*** Data shown ***
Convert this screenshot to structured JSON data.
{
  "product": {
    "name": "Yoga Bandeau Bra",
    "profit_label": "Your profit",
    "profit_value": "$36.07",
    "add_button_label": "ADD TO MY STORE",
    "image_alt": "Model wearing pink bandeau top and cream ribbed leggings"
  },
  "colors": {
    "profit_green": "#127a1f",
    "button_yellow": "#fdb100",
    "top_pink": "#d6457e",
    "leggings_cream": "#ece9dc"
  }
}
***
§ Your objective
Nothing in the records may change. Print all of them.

§ Solution for this task
Convert this screenshot to structured JSON data.
{
  "product": {
    "name": "Yoga Bandeau Bra",
    "profit_label": "Your profit",
    "profit_value": "$36.07",
    "add_button_label": "ADD TO MY STORE",
    "image_alt": "Model wearing pink bandeau top and cream ribbed leggings"
  },
  "colors": {
    "profit_green": "#127a1f",
    "button_yellow": "#fdb100",
    "top_pink": "#d6457e",
    "leggings_cream": "#ece9dc"
  }
}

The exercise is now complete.